##### Supplied data
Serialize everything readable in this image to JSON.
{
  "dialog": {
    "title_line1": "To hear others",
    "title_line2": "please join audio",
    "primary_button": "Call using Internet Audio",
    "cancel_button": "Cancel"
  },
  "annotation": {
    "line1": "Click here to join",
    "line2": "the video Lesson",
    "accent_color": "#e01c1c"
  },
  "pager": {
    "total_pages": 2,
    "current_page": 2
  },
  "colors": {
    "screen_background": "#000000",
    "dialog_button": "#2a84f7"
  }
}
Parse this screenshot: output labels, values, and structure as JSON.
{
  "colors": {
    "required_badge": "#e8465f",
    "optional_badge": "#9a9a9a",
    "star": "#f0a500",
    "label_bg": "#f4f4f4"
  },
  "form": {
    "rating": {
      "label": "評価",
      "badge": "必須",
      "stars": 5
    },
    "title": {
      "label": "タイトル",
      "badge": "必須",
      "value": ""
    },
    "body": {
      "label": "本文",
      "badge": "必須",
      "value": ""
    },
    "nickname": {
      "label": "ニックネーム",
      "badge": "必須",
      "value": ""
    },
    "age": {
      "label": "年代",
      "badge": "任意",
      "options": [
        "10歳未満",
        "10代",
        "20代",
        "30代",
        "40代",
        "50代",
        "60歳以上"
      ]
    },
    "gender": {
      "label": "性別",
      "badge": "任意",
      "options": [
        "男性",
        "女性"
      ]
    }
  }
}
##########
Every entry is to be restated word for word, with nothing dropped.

Serialize everything readable in this image to JSON.
{
  "dialog": {
    "title_line1": "To hear others",
    "title_line2": "please join audio",
    "primary_button": "Call using Internet Audio",
    "cancel_button": "Cancel"
  },
  "annotation": {
    "line1": "Click here to join",
    "line2": "the video Lesson",
    "accent_color": "#e01c1c"
  },
  "pager": {
    "total_pages": 2,
    "current_page": 2
  },
  "colors": {
    "screen_background": "#000000",
    "dialog_button": "#2a84f7"
  }
}
Parse this screenshot: output labels, values, and structure as JSON.
{
  "colors": {
    "required_badge": "#e8465f",
    "optional_badge": "#9a9a9a",
    "star": "#f0a500",
    "label_bg": "#f4f4f4"
  },
  "form": {
    "rating": {
      "label": "評価",
      "badge": "必須",
      "stars": 5
    },
    "title": {
      "label": "タイトル",
      "badge": "必須",
      "value": ""
    },
    "body": {
      "label": "本文",
      "badge": "必須",
      "value": ""
    },
    "nickname": {
      "label": "ニックネーム",
      "badge": "必須",
      "value": ""
    },
    "age": {
      "label": "年代",
      "badge": "任意",
      "options": [
        "10歳未満",
        "10代",
        "20代",
        "30代",
        "40代",
        "50代",
        "60歳以上"
      ]
    },
    "gender": {
      "label": "性別",
      "badge": "任意",
      "options": [
        "男性",
        "女性"
      ]
    }
  }
}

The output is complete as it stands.